It’s been a rough week in the Philadelphia area. We started with I think 8 or so inches of snow on Monday, then we got serious ice on Wednesday. There have been tons of people with fallen trees, downed power lines, and no electricity. Luckily, I’ve had power, and haven’t had to go anywhere! But, one of the things I did need to do was brave the snow and ice to save some of my trees.
When the snow comes down like it did on Monday, wet and packable, it can be absolutely beautiful. It sticks to the trees and makes everything look magical. But that heavy snow can do serious damage to your trees and plants. The weight of the snow crushes the branches, breaking, or sometimes permanently damaging, the plant. Thankfully, you can take some steps to deal with the snow, and that’s just what I did this week, before the ice came.
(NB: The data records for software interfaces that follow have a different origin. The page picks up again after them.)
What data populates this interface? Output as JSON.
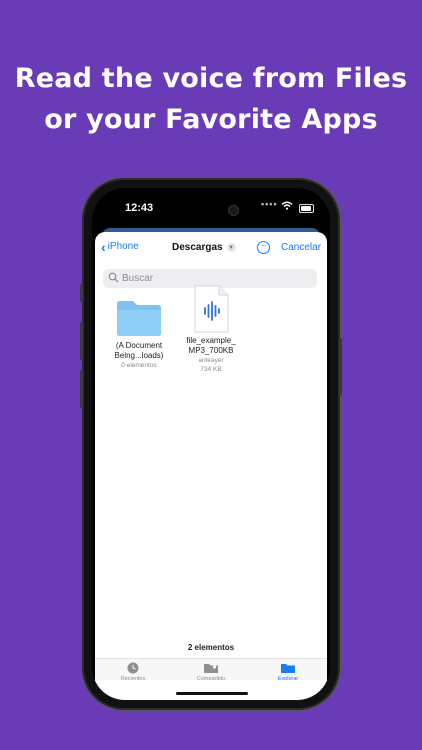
{
  "headline": {
    "line1": "Read the voice from Files",
    "line2": "or your Favorite Apps"
  },
  "status_bar": {
    "time": "12:43"
  },
  "navbar": {
    "back_label": "iPhone",
    "title": "Descargas",
    "cancel_label": "Cancelar"
  },
  "search": {
    "placeholder": "Buscar"
  },
  "items": [
    {
      "type": "folder",
      "name_line1": "(A Document",
      "name_line2": "Being...loads)",
      "meta1": "0 elementos",
      "meta2": ""
    },
    {
      "type": "audio-file",
      "name_line1": "file_example_",
      "name_line2": "MP3_700KB",
      "meta1": "anteayer",
      "meta2": "734 KB"
    }
  ],
  "footer": {
    "count": "2 elementos"
  },
  "tabs": [
    {
      "label": "Recientes",
      "icon": "clock-icon",
      "active": false
    },
    {
      "label": "Compartido",
      "icon": "shared-folder-icon",
      "active": false
    },
    {
      "label": "Explorar",
      "icon": "folder-icon",
      "active": true
    }
  ],
  "colors": {
    "background": "#6a3bb6",
    "accent": "#1a7cf2",
    "folder": "#7cc2f2"
  }
}
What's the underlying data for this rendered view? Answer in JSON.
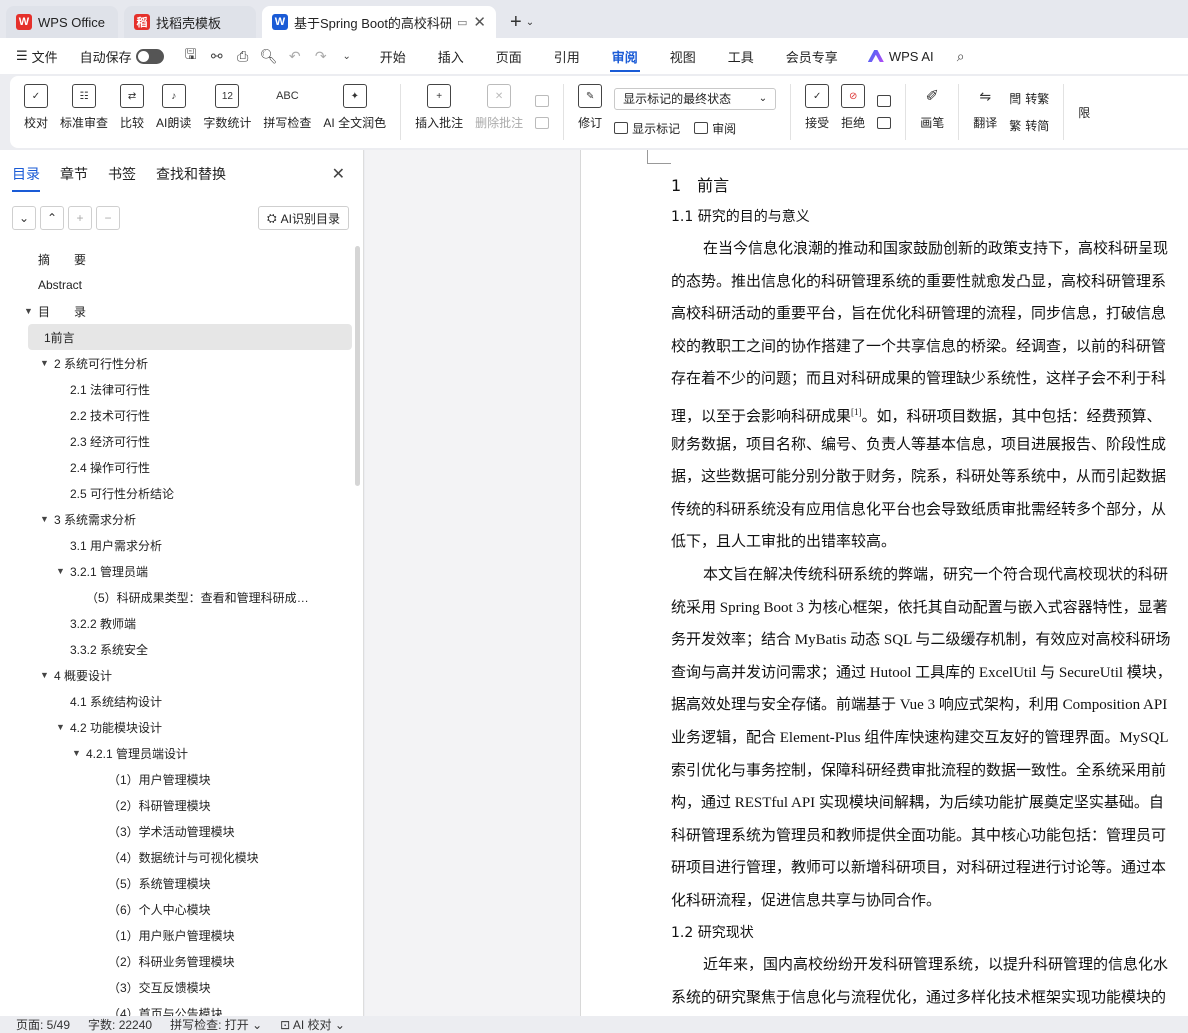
{
  "titlebar": {
    "tabs": [
      {
        "label": "WPS Office",
        "icon": "wps-logo-icon",
        "color": "#e5302b"
      },
      {
        "label": "找稻壳模板",
        "icon": "docer-icon",
        "color": "#e5302b"
      },
      {
        "label": "基于Spring Boot的高校科研",
        "icon": "writer-icon",
        "color": "#1a5bd6"
      }
    ],
    "new_tab": "+"
  },
  "menubar": {
    "file": "文件",
    "autosave": "自动保存",
    "tabs": [
      "开始",
      "插入",
      "页面",
      "引用",
      "审阅",
      "视图",
      "工具",
      "会员专享"
    ],
    "active_tab": "审阅",
    "wps_ai": "WPS AI"
  },
  "ribbon": {
    "proofread": "校对",
    "standard_review": "标准审查",
    "compare": "比较",
    "ai_read": "AI朗读",
    "word_count": "字数统计",
    "spell_check": "拼写检查",
    "ai_polish": "AI 全文润色",
    "insert_comment": "插入批注",
    "delete_comment": "删除批注",
    "revise": "修订",
    "markup_state": "显示标记的最终状态",
    "show_markup": "显示标记",
    "review": "审阅",
    "accept": "接受",
    "reject": "拒绝",
    "pen": "画笔",
    "translate": "翻译",
    "to_traditional": "转繁",
    "to_simplified": "转简",
    "limit": "限"
  },
  "navpane": {
    "tabs": [
      "目录",
      "章节",
      "书签",
      "查找和替换"
    ],
    "active_tab": "目录",
    "ai_toc": "AI识别目录",
    "toc": [
      {
        "label": "摘　　要",
        "level": 0,
        "arrow": ""
      },
      {
        "label": "Abstract",
        "level": 0,
        "arrow": ""
      },
      {
        "label": "目　　录",
        "level": 0,
        "arrow": "▼"
      },
      {
        "label": "1前言",
        "level": 1,
        "arrow": "",
        "selected": true
      },
      {
        "label": "2  系统可行性分析",
        "level": 1,
        "arrow": "▼"
      },
      {
        "label": "2.1  法律可行性",
        "level": 2,
        "arrow": ""
      },
      {
        "label": "2.2  技术可行性",
        "level": 2,
        "arrow": ""
      },
      {
        "label": "2.3  经济可行性",
        "level": 2,
        "arrow": ""
      },
      {
        "label": "2.4  操作可行性",
        "level": 2,
        "arrow": ""
      },
      {
        "label": "2.5  可行性分析结论",
        "level": 2,
        "arrow": ""
      },
      {
        "label": "3  系统需求分析",
        "level": 1,
        "arrow": "▼"
      },
      {
        "label": "3.1  用户需求分析",
        "level": 2,
        "arrow": ""
      },
      {
        "label": "3.2.1  管理员端",
        "level": 2,
        "arrow": "▼"
      },
      {
        "label": "（5）科研成果类型：查看和管理科研成果类 ...",
        "level": 3,
        "arrow": ""
      },
      {
        "label": "3.2.2  教师端",
        "level": 2,
        "arrow": ""
      },
      {
        "label": "3.3.2  系统安全",
        "level": 2,
        "arrow": ""
      },
      {
        "label": "4  概要设计",
        "level": 1,
        "arrow": "▼"
      },
      {
        "label": "4.1  系统结构设计",
        "level": 2,
        "arrow": ""
      },
      {
        "label": "4.2  功能模块设计",
        "level": 2,
        "arrow": "▼"
      },
      {
        "label": "4.2.1  管理员端设计",
        "level": 3,
        "arrow": "▼"
      },
      {
        "label": "（1）用户管理模块",
        "level": 4,
        "arrow": ""
      },
      {
        "label": "（2）科研管理模块",
        "level": 4,
        "arrow": ""
      },
      {
        "label": "（3）学术活动管理模块",
        "level": 4,
        "arrow": ""
      },
      {
        "label": "（4）数据统计与可视化模块",
        "level": 4,
        "arrow": ""
      },
      {
        "label": "（5）系统管理模块",
        "level": 4,
        "arrow": ""
      },
      {
        "label": "（6）个人中心模块",
        "level": 4,
        "arrow": ""
      },
      {
        "label": "（1）用户账户管理模块",
        "level": 4,
        "arrow": ""
      },
      {
        "label": "（2）科研业务管理模块",
        "level": 4,
        "arrow": ""
      },
      {
        "label": "（3）交互反馈模块",
        "level": 4,
        "arrow": ""
      },
      {
        "label": "（4）首页与公告模块",
        "level": 4,
        "arrow": ""
      }
    ]
  },
  "document": {
    "heading1": "1　前言",
    "heading1_1": "1.1  研究的目的与意义",
    "para1": [
      "在当今信息化浪潮的推动和国家鼓励创新的政策支持下，高校科研呈现",
      "的态势。推出信息化的科研管理系统的重要性就愈发凸显，高校科研管理系",
      "高校科研活动的重要平台，旨在优化科研管理的流程，同步信息，打破信息",
      "校的教职工之间的协作搭建了一个共享信息的桥梁。经调查，以前的科研管",
      "存在着不少的问题；而且对科研成果的管理缺少系统性，这样子会不利于科",
      "理，以至于会影响科研成果",
      "财务数据，项目名称、编号、负责人等基本信息，项目进展报告、阶段性成",
      "据，这些数据可能分别分散于财务，院系，科研处等系统中，从而引起数据",
      "传统的科研系统没有应用信息化平台也会导致纸质审批需经转多个部分，从",
      "低下，且人工审批的出错率较高。"
    ],
    "para1_ref": "[1]",
    "para1_line6_tail": "。如，科研项目数据，其中包括：经费预算、",
    "para2": [
      "本文旨在解决传统科研系统的弊端，研究一个符合现代高校现状的科研",
      "统采用 Spring Boot 3 为核心框架，依托其自动配置与嵌入式容器特性，显著",
      "务开发效率；结合 MyBatis 动态 SQL 与二级缓存机制，有效应对高校科研场",
      "查询与高并发访问需求；通过 Hutool 工具库的 ExcelUtil 与 SecureUtil 模块，",
      "据高效处理与安全存储。前端基于 Vue 3 响应式架构，利用 Composition API",
      "业务逻辑，配合 Element-Plus 组件库快速构建交互友好的管理界面。MySQL",
      "索引优化与事务控制，保障科研经费审批流程的数据一致性。全系统采用前",
      "构，通过 RESTful API 实现模块间解耦，为后续功能扩展奠定坚实基础。自",
      "科研管理系统为管理员和教师提供全面功能。其中核心功能包括：管理员可",
      "研项目进行管理，教师可以新增科研项目，对科研过程进行讨论等。通过本",
      "化科研流程，促进信息共享与协同合作。"
    ],
    "heading1_2": "1.2  研究现状",
    "para3": [
      "近年来，国内高校纷纷开发科研管理系统，以提升科研管理的信息化水",
      "系统的研究聚焦于信息化与流程优化，通过多样化技术框架实现功能模块的"
    ]
  },
  "statusbar": {
    "page": "页面: 5/49",
    "words": "字数: 22240",
    "spell": "拼写检查: 打开",
    "ai_proof": "AI 校对"
  }
}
Once the snow stopped, and I saw how badly the trees were crushed, I went outside with my trusty broom and tried to get as much snow off as possible. It’s really a pretty easy job…usually. You just start by brushing off as much as you can from the tree. Sometimes, that’s enough for the branches to bounce back into shape. But, with the snow we had, I had to take it a step further. I had to shake some of the branches, pushing them around to try and get the snow to fall. Unfortunately, the best leverage is usually under the tree, where you get rained on, or snowed on in this case, coming out soaking wet. And trust me, you won’t need to go to the gym afterwards, it’s great cardio! 🙂
Getting that snow off as quickly as possible can save the trees and plants. The extra weight very easily breaks tender branches. And, even if the branches aren’t broken, they can be damaged, sometimes even permanently bent one way or another. The faster you can get the weight off so they can return to normal, the more likely you can save the shape, and also the more likely the branches won’t break. The branches may need to be cut eventually if they are stuck a certain way, and the tree may also need a severe prune, or worse. But save that for later, after the tree has had a chance to try and bounce back. Then you can assess the damages.
So the next time you get a snow storm, unfortunately you may need to venture out for a little while. But, in the spring, when the garden looks great and you’ve forgotten about the snow, it will be all worth it.
If you experienced storms in your area, I hope you were safe this week, and this winter for that matter! It’s been a cold and snowy one! I love the snow, but….when is it spring?!?!?!